Problem requirements:
List, from the lines below, each one with "selected" in it.

Provided information:
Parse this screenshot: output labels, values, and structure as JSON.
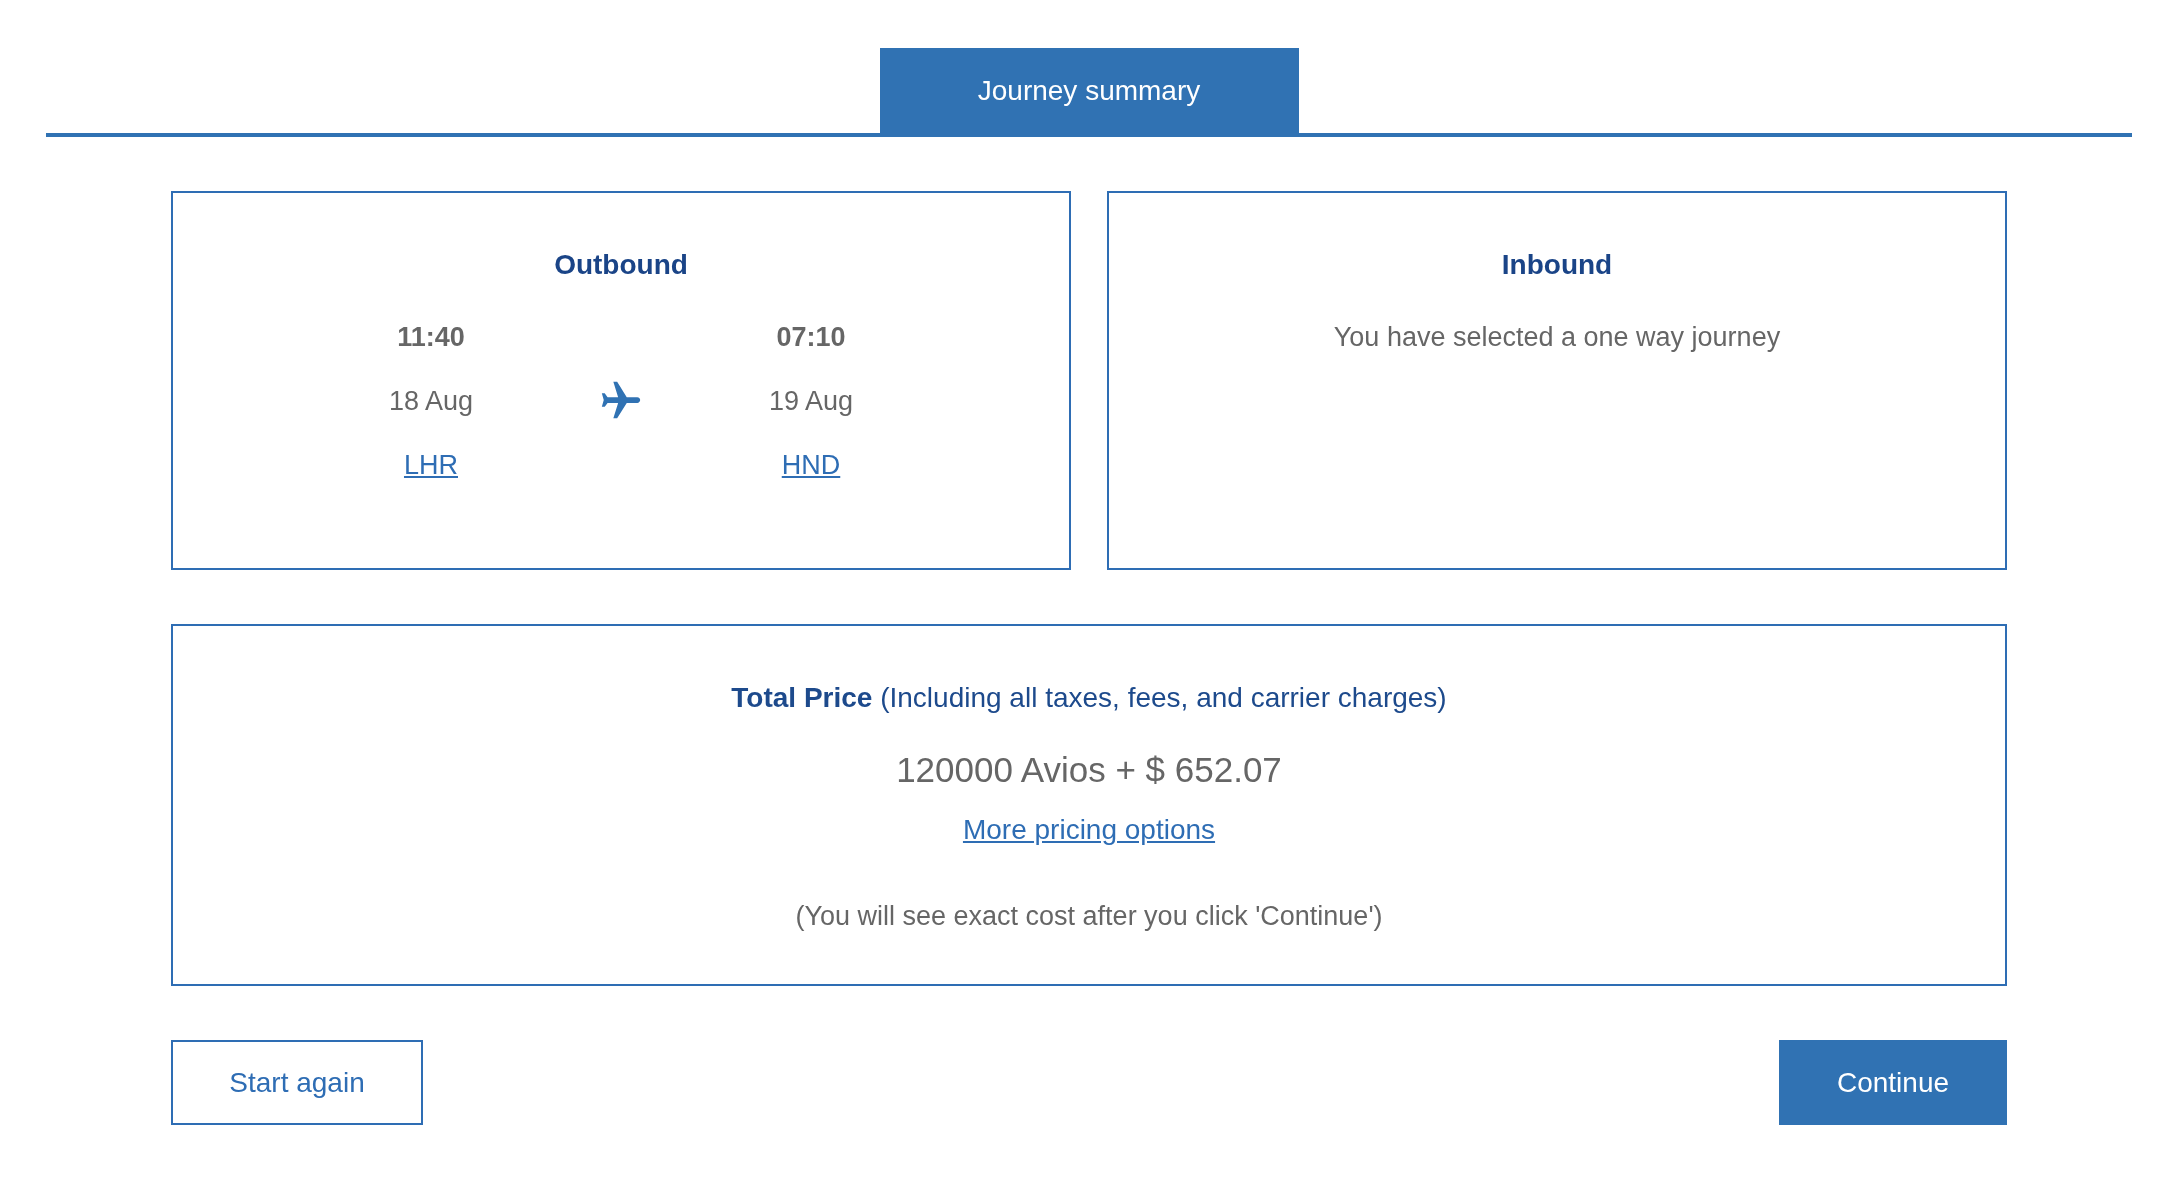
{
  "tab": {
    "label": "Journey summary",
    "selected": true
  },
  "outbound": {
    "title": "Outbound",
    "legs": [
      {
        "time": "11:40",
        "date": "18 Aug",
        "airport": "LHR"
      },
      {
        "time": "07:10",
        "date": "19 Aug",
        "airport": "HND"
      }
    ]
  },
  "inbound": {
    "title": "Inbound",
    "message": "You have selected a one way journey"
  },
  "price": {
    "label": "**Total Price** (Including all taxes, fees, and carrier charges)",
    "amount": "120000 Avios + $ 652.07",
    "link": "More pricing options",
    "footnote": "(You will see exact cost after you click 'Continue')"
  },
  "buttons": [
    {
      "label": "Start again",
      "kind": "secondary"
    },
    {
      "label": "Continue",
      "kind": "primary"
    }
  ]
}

Problem solution:
    "selected": true
    "message": "You have selected a one way journey"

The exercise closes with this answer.